- _Your task_
Everything in the entries is to be written out exactly, except for the pictures.

- _Records for processing_
= = = = = = =
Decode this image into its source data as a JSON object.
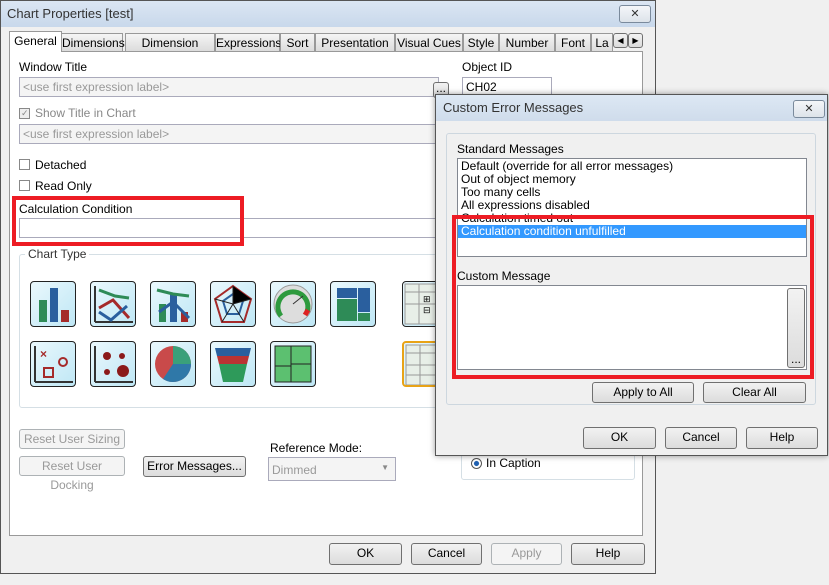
{
  "main": {
    "title": "Chart Properties [test]",
    "close_icon": "close-icon",
    "tabs": [
      "General",
      "Dimensions",
      "Dimension Limits",
      "Expressions",
      "Sort",
      "Presentation",
      "Visual Cues",
      "Style",
      "Number",
      "Font",
      "La"
    ],
    "window_title_label": "Window Title",
    "window_title_placeholder": "<use first expression label>",
    "object_id_label": "Object ID",
    "object_id_value": "CH02",
    "show_title_label": "Show Title in Chart",
    "show_title_placeholder": "<use first expression label>",
    "detached_label": "Detached",
    "read_only_label": "Read Only",
    "calc_condition_label": "Calculation Condition",
    "calc_condition_value": "",
    "chart_type_label": "Chart Type",
    "chart_types": [
      "bar-chart",
      "line-chart",
      "combo-chart",
      "radar-chart",
      "gauge-chart",
      "mekko-chart",
      "pivot-table",
      "scatter-chart",
      "grid-chart",
      "pie-chart",
      "funnel-chart",
      "block-chart",
      "straight-table"
    ],
    "selected_chart_type": "straight-table",
    "reset_sizing": "Reset User Sizing",
    "reset_docking": "Reset User Docking",
    "error_messages": "Error Messages...",
    "reference_mode_label": "Reference Mode:",
    "reference_mode_value": "Dimmed",
    "in_caption": "In Caption",
    "ok": "OK",
    "cancel": "Cancel",
    "apply": "Apply",
    "help": "Help"
  },
  "error_dialog": {
    "title": "Custom Error Messages",
    "standard_label": "Standard Messages",
    "messages": [
      "Default (override for all error messages)",
      "Out of object memory",
      "Too many cells",
      "All expressions disabled",
      "Calculation timed out",
      "Calculation condition unfulfilled"
    ],
    "selected_index": 5,
    "custom_label": "Custom Message",
    "custom_value": "",
    "ellipsis": "...",
    "apply_all": "Apply to All",
    "clear_all": "Clear All",
    "ok": "OK",
    "cancel": "Cancel",
    "help": "Help"
  },
  "colors": {
    "highlight": "#ed1c24",
    "selection": "#3399ff"
  }
}
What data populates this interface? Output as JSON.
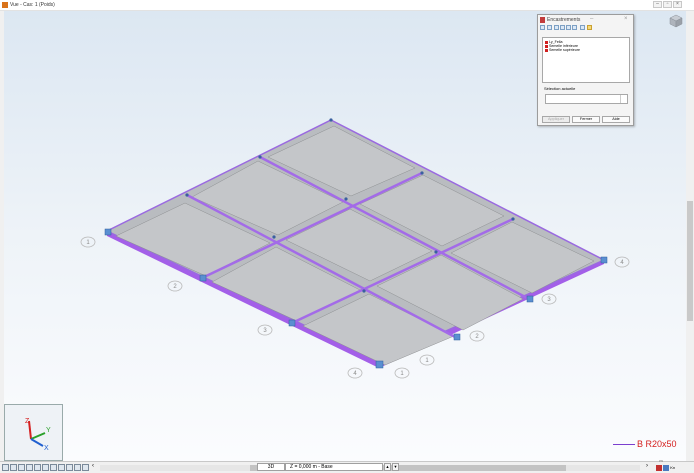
{
  "window": {
    "title": "Vue - Cas: 1 (Poids)",
    "minimize_glyph": "–",
    "maximize_glyph": "▫",
    "close_glyph": "×"
  },
  "viewport": {
    "legend_label": "B R20x50",
    "legend_color": "#7b3fcf",
    "axis_labels": {
      "z": "Z",
      "y": "Y",
      "x": "X"
    },
    "grid_labels": [
      {
        "name": "grid-label-1-left",
        "text": "1"
      },
      {
        "name": "grid-label-2-left",
        "text": "2"
      },
      {
        "name": "grid-label-3-left",
        "text": "3"
      },
      {
        "name": "grid-label-4-left",
        "text": "4"
      },
      {
        "name": "grid-label-1-front-a",
        "text": "1"
      },
      {
        "name": "grid-label-1-front-b",
        "text": "1"
      },
      {
        "name": "grid-label-2-right",
        "text": "2"
      },
      {
        "name": "grid-label-3-right",
        "text": "3"
      },
      {
        "name": "grid-label-4-right",
        "text": "4"
      }
    ]
  },
  "dialog": {
    "title": "Encastrements",
    "list_items": [
      {
        "label": "Ly_Fella",
        "color": "#d12020"
      },
      {
        "label": "Semelle inférieure",
        "color": "#d12020"
      },
      {
        "label": "Semelle supérieure",
        "color": "#d12020"
      }
    ],
    "current_selection_label": "Sélection actuelle",
    "buttons": {
      "apply": "Appliquer",
      "close": "Fermer",
      "help": "Aide"
    }
  },
  "statusbar": {
    "view_mode": "3D",
    "view_plane": "Z = 0,000 m - Base",
    "plane_prev": "▲",
    "plane_next": "▼",
    "scroll_left": "‹",
    "scroll_right": "›",
    "unit_hint": "m",
    "coords_label": "Kn"
  }
}
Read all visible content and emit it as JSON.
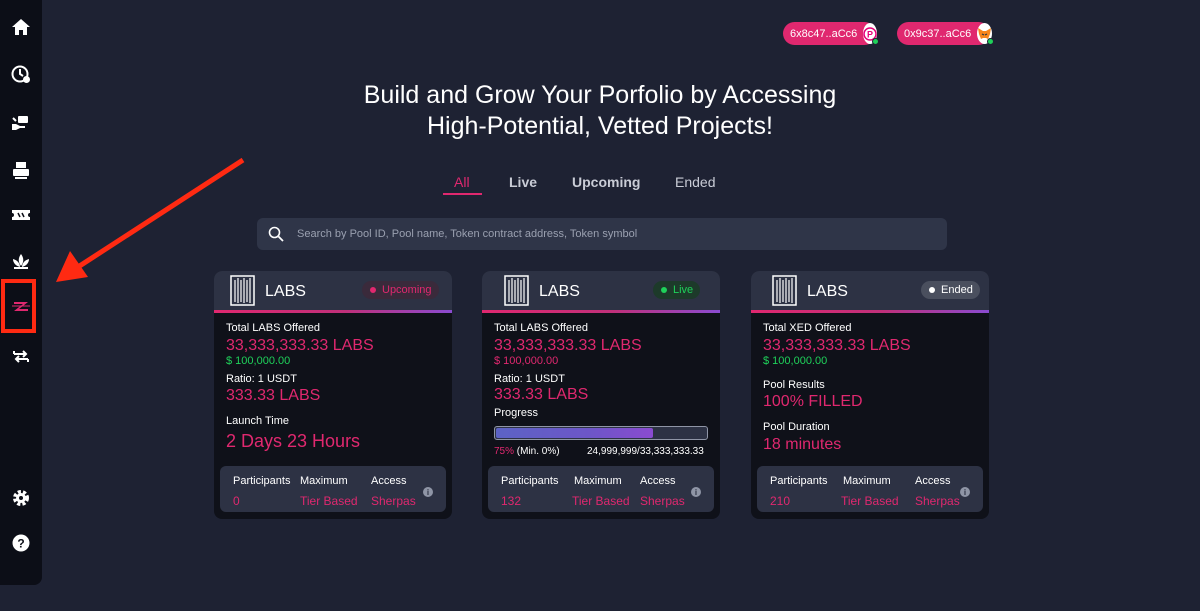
{
  "wallets": [
    {
      "address": "6x8c47..aCc6"
    },
    {
      "address": "0x9c37..aCc6"
    }
  ],
  "headline": {
    "line1": "Build and Grow Your Porfolio by Accessing",
    "line2": "High-Potential, Vetted Projects!"
  },
  "tabs": [
    {
      "label": "All",
      "active": true
    },
    {
      "label": "Live"
    },
    {
      "label": "Upcoming"
    },
    {
      "label": "Ended"
    }
  ],
  "search": {
    "placeholder": "Search by Pool ID, Pool name, Token contract address, Token symbol"
  },
  "sidebar": {
    "icons": [
      "home-icon",
      "clock-badge-icon",
      "hand-money-icon",
      "printer-icon",
      "ticket-icon",
      "lotus-icon",
      "z-logo-icon",
      "swap-arrows-icon",
      "gear-icon",
      "help-icon"
    ]
  },
  "cards": [
    {
      "name": "LABS",
      "status": "Upcoming",
      "status_color": "#e0286f",
      "offered_label": "Total LABS Offered",
      "offered_value": "33,333,333.33 LABS",
      "usd": "$ 100,000.00",
      "ratio_label": "Ratio: 1 USDT",
      "ratio_value": "333.33 LABS",
      "time_label": "Launch Time",
      "time_value": "2 Days 23 Hours",
      "stats": {
        "participants_label": "Participants",
        "participants": "0",
        "maximum_label": "Maximum",
        "maximum": "Tier Based",
        "access_label": "Access",
        "access": "Sherpas"
      }
    },
    {
      "name": "LABS",
      "status": "Live",
      "status_color": "#1fd15a",
      "offered_label": "Total LABS Offered",
      "offered_value": "33,333,333.33 LABS",
      "usd": "$ 100,000.00",
      "ratio_label": "Ratio: 1 USDT",
      "ratio_value": "333.33 LABS",
      "progress_label": "Progress",
      "progress_fraction": 0.75,
      "progress_pct": "75%",
      "progress_min": "(Min. 0%)",
      "progress_amount": "24,999,999/33,333,333.33",
      "stats": {
        "participants_label": "Participants",
        "participants": "132",
        "maximum_label": "Maximum",
        "maximum": "Tier Based",
        "access_label": "Access",
        "access": "Sherpas"
      }
    },
    {
      "name": "LABS",
      "status": "Ended",
      "status_color": "#ffffff",
      "offered_label": "Total XED Offered",
      "offered_value": "33,333,333.33 LABS",
      "usd": "$ 100,000.00",
      "results_label": "Pool Results",
      "results_value": "100% FILLED",
      "duration_label": "Pool Duration",
      "duration_value": "18 minutes",
      "stats": {
        "participants_label": "Participants",
        "participants": "210",
        "maximum_label": "Maximum",
        "maximum": "Tier Based",
        "access_label": "Access",
        "access": "Sherpas"
      }
    }
  ],
  "colors": {
    "accent": "#e0286f",
    "live": "#1fd15a",
    "background": "#1e2233",
    "card": "#0f1119",
    "annotation": "#ff2a12"
  }
}
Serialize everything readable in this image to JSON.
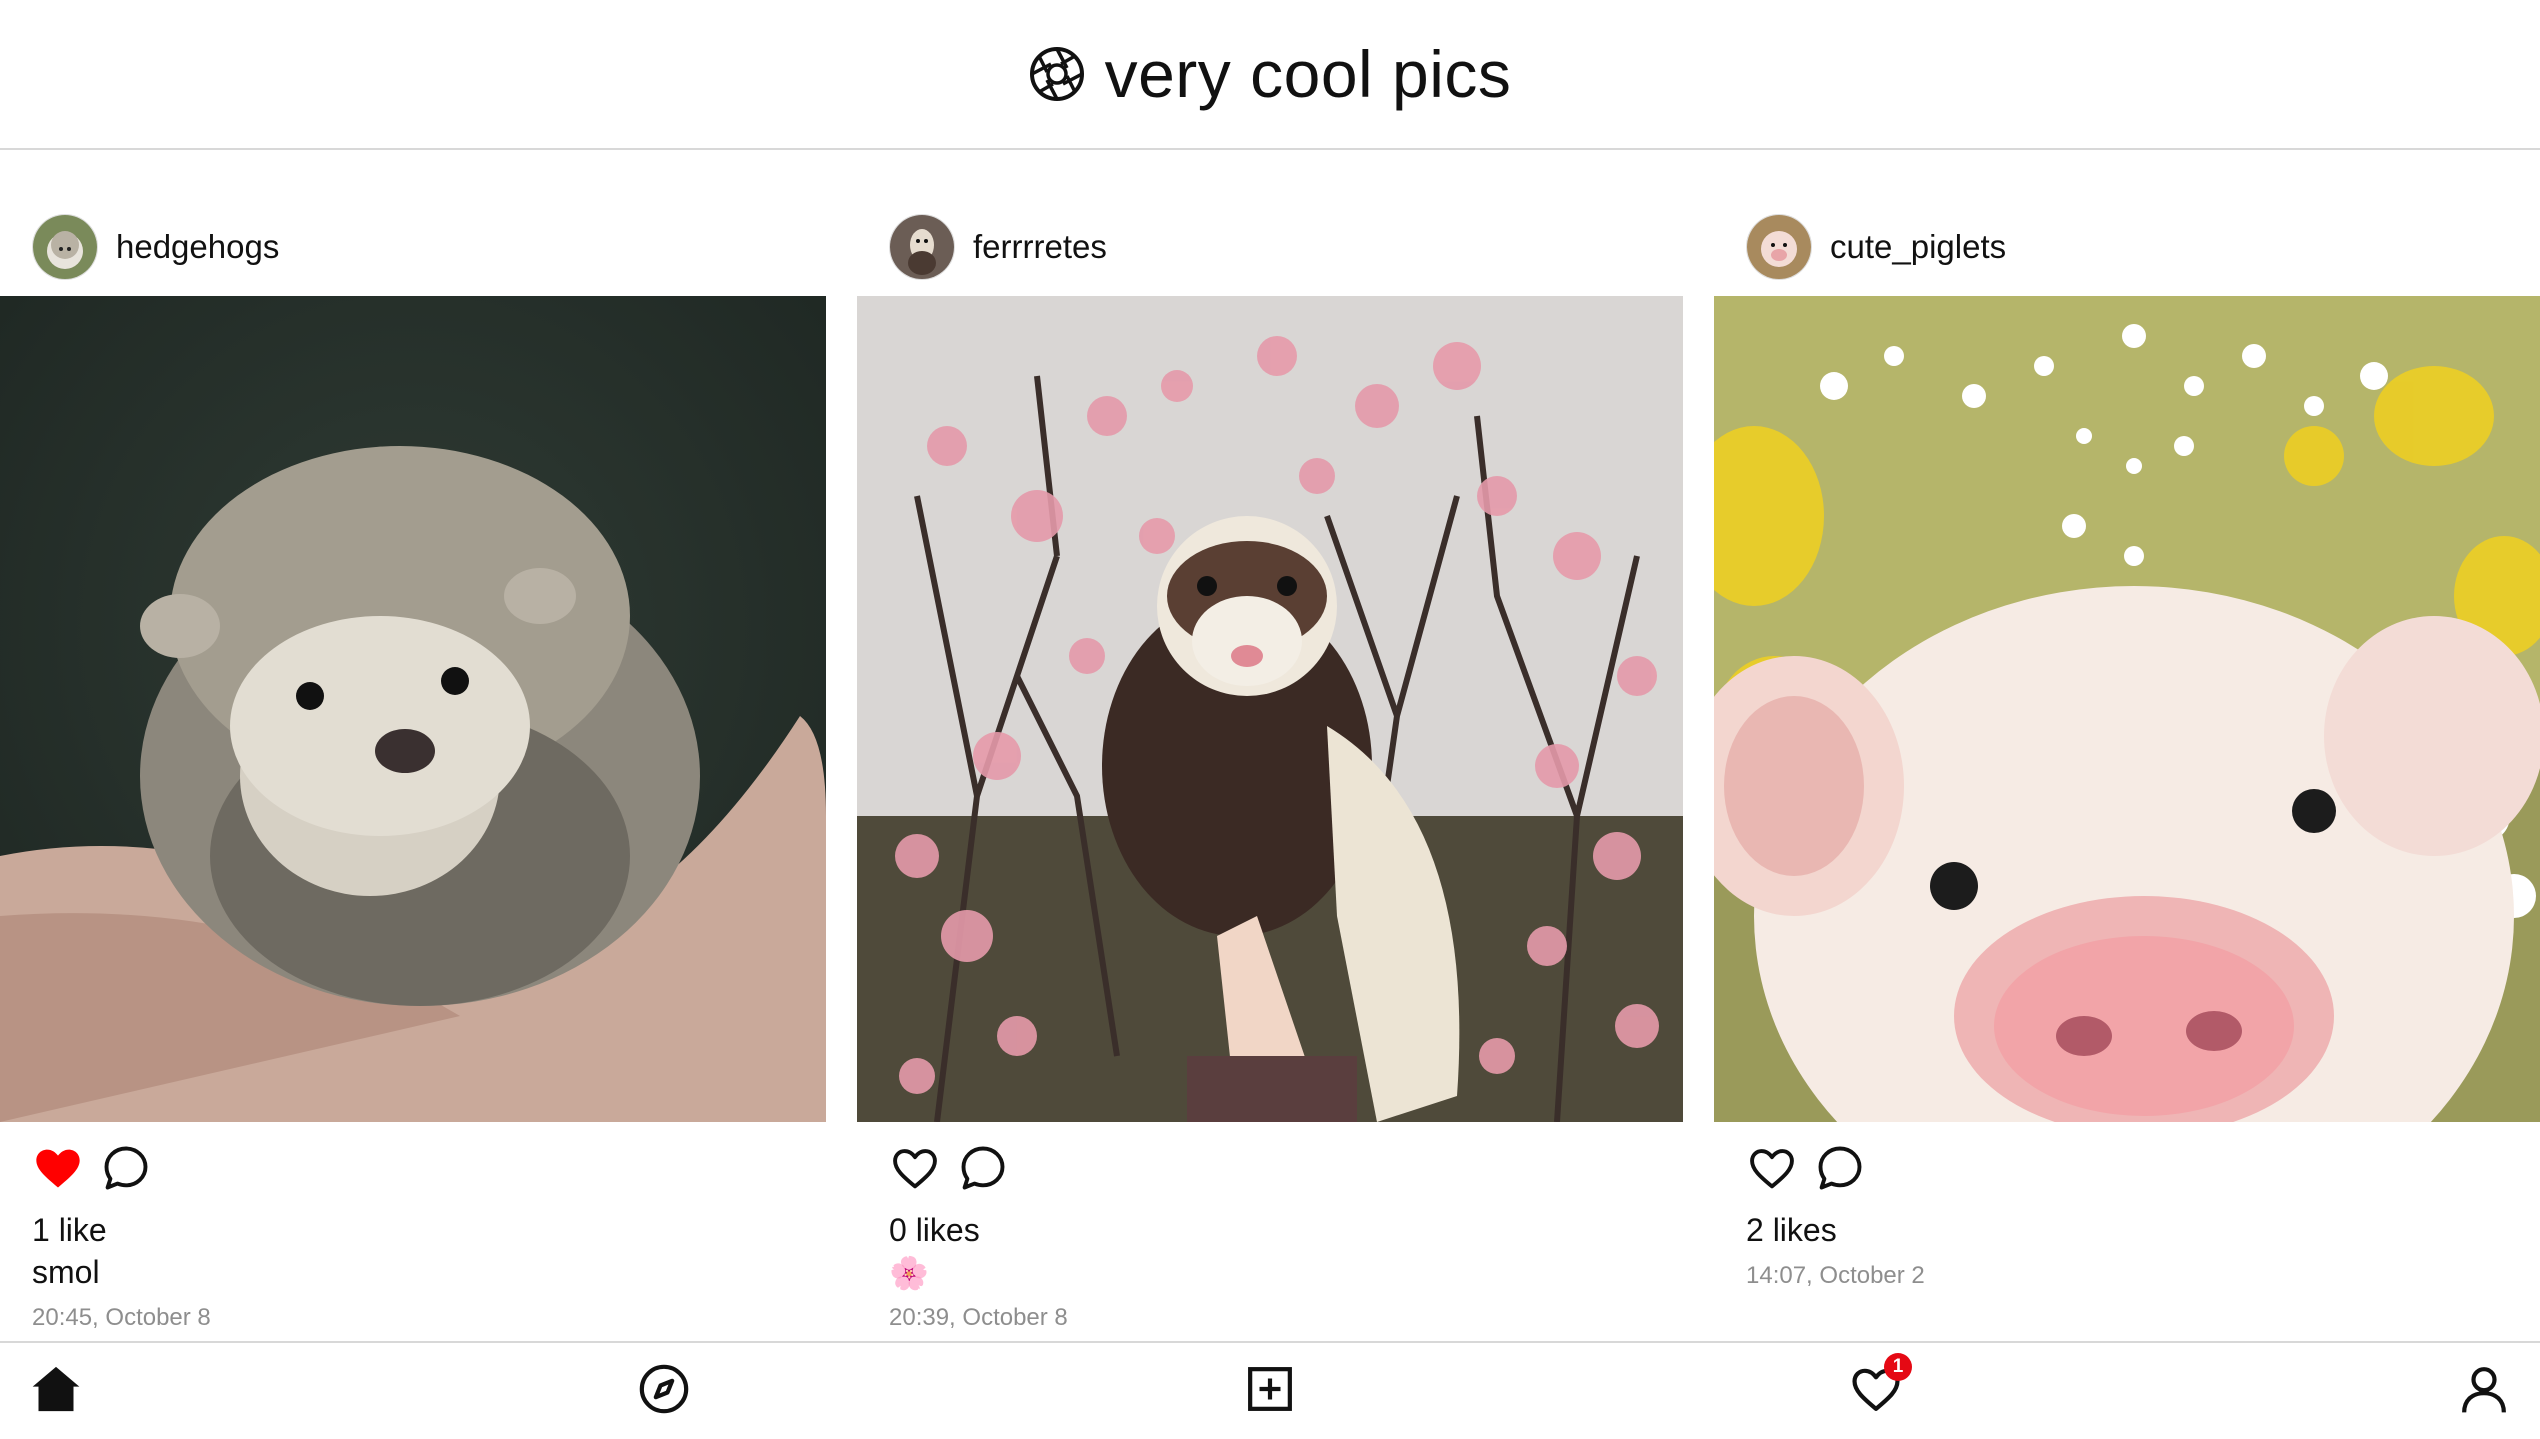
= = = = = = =
- _Written reply_
Decode this image into its source data as a JSON object.
{
  "main": {
    "title": "Chart Properties [test]",
    "close_icon": "close-icon",
    "tabs": [
      "General",
      "Dimensions",
      "Dimension Limits",
      "Expressions",
      "Sort",
      "Presentation",
      "Visual Cues",
      "Style",
      "Number",
      "Font",
      "La"
    ],
    "window_title_label": "Window Title",
    "window_title_placeholder": "<use first expression label>",
    "object_id_label": "Object ID",
    "object_id_value": "CH02",
    "show_title_label": "Show Title in Chart",
    "show_title_placeholder": "<use first expression label>",
    "detached_label": "Detached",
    "read_only_label": "Read Only",
    "calc_condition_label": "Calculation Condition",
    "calc_condition_value": "",
    "chart_type_label": "Chart Type",
    "chart_types": [
      "bar-chart",
      "line-chart",
      "combo-chart",
      "radar-chart",
      "gauge-chart",
      "mekko-chart",
      "pivot-table",
      "scatter-chart",
      "grid-chart",
      "pie-chart",
      "funnel-chart",
      "block-chart",
      "straight-table"
    ],
    "selected_chart_type": "straight-table",
    "reset_sizing": "Reset User Sizing",
    "reset_docking": "Reset User Docking",
    "error_messages": "Error Messages...",
    "reference_mode_label": "Reference Mode:",
    "reference_mode_value": "Dimmed",
    "in_caption": "In Caption",
    "ok": "OK",
    "cancel": "Cancel",
    "apply": "Apply",
    "help": "Help"
  },
  "error_dialog": {
    "title": "Custom Error Messages",
    "standard_label": "Standard Messages",
    "messages": [
      "Default (override for all error messages)",
      "Out of object memory",
      "Too many cells",
      "All expressions disabled",
      "Calculation timed out",
      "Calculation condition unfulfilled"
    ],
    "selected_index": 5,
    "custom_label": "Custom Message",
    "custom_value": "",
    "ellipsis": "...",
    "apply_all": "Apply to All",
    "clear_all": "Clear All",
    "ok": "OK",
    "cancel": "Cancel",
    "help": "Help"
  },
  "colors": {
    "highlight": "#ed1c24",
    "selection": "#3399ff"
  }
}
What data populates this interface? Output as JSON.
{
  "window": {
    "title": "Vue - Cas: 1 (Poids)",
    "minimize_glyph": "–",
    "maximize_glyph": "▫",
    "close_glyph": "×"
  },
  "viewport": {
    "legend_label": "B R20x50",
    "legend_color": "#7b3fcf",
    "axis_labels": {
      "z": "Z",
      "y": "Y",
      "x": "X"
    },
    "grid_labels": [
      {
        "name": "grid-label-1-left",
        "text": "1"
      },
      {
        "name": "grid-label-2-left",
        "text": "2"
      },
      {
        "name": "grid-label-3-left",
        "text": "3"
      },
      {
        "name": "grid-label-4-left",
        "text": "4"
      },
      {
        "name": "grid-label-1-front-a",
        "text": "1"
      },
      {
        "name": "grid-label-1-front-b",
        "text": "1"
      },
      {
        "name": "grid-label-2-right",
        "text": "2"
      },
      {
        "name": "grid-label-3-right",
        "text": "3"
      },
      {
        "name": "grid-label-4-right",
        "text": "4"
      }
    ]
  },
  "dialog": {
    "title": "Encastrements",
    "list_items": [
      {
        "label": "Ly_Fella",
        "color": "#d12020"
      },
      {
        "label": "Semelle inférieure",
        "color": "#d12020"
      },
      {
        "label": "Semelle supérieure",
        "color": "#d12020"
      }
    ],
    "current_selection_label": "Sélection actuelle",
    "buttons": {
      "apply": "Appliquer",
      "close": "Fermer",
      "help": "Aide"
    }
  },
  "statusbar": {
    "view_mode": "3D",
    "view_plane": "Z = 0,000 m - Base",
    "plane_prev": "▲",
    "plane_next": "▼",
    "scroll_left": "‹",
    "scroll_right": "›",
    "unit_hint": "m",
    "coords_label": "Kn"
  }
}
Read all visible content and emit it as JSON.
{
  "wallets": [
    {
      "address": "6x8c47..aCc6"
    },
    {
      "address": "0x9c37..aCc6"
    }
  ],
  "headline": {
    "line1": "Build and Grow Your Porfolio by Accessing",
    "line2": "High-Potential, Vetted Projects!"
  },
  "tabs": [
    {
      "label": "All",
      "active": true
    },
    {
      "label": "Live"
    },
    {
      "label": "Upcoming"
    },
    {
      "label": "Ended"
    }
  ],
  "search": {
    "placeholder": "Search by Pool ID, Pool name, Token contract address, Token symbol"
  },
  "sidebar": {
    "icons": [
      "home-icon",
      "clock-badge-icon",
      "hand-money-icon",
      "printer-icon",
      "ticket-icon",
      "lotus-icon",
      "z-logo-icon",
      "swap-arrows-icon",
      "gear-icon",
      "help-icon"
    ]
  },
  "cards": [
    {
      "name": "LABS",
      "status": "Upcoming",
      "status_color": "#e0286f",
      "offered_label": "Total LABS Offered",
      "offered_value": "33,333,333.33 LABS",
      "usd": "$ 100,000.00",
      "ratio_label": "Ratio: 1 USDT",
      "ratio_value": "333.33 LABS",
      "time_label": "Launch Time",
      "time_value": "2 Days 23 Hours",
      "stats": {
        "participants_label": "Participants",
        "participants": "0",
        "maximum_label": "Maximum",
        "maximum": "Tier Based",
        "access_label": "Access",
        "access": "Sherpas"
      }
    },
    {
      "name": "LABS",
      "status": "Live",
      "status_color": "#1fd15a",
      "offered_label": "Total LABS Offered",
      "offered_value": "33,333,333.33 LABS",
      "usd": "$ 100,000.00",
      "ratio_label": "Ratio: 1 USDT",
      "ratio_value": "333.33 LABS",
      "progress_label": "Progress",
      "progress_fraction": 0.75,
      "progress_pct": "75%",
      "progress_min": "(Min. 0%)",
      "progress_amount": "24,999,999/33,333,333.33",
      "stats": {
        "participants_label": "Participants",
        "participants": "132",
        "maximum_label": "Maximum",
        "maximum": "Tier Based",
        "access_label": "Access",
        "access": "Sherpas"
      }
    },
    {
      "name": "LABS",
      "status": "Ended",
      "status_color": "#ffffff",
      "offered_label": "Total XED Offered",
      "offered_value": "33,333,333.33 LABS",
      "usd": "$ 100,000.00",
      "results_label": "Pool Results",
      "results_value": "100% FILLED",
      "duration_label": "Pool Duration",
      "duration_value": "18 minutes",
      "stats": {
        "participants_label": "Participants",
        "participants": "210",
        "maximum_label": "Maximum",
        "maximum": "Tier Based",
        "access_label": "Access",
        "access": "Sherpas"
      }
    }
  ],
  "colors": {
    "accent": "#e0286f",
    "live": "#1fd15a",
    "background": "#1e2233",
    "card": "#0f1119",
    "annotation": "#ff2a12"
  }
}
Serialize everything readable in this image to JSON.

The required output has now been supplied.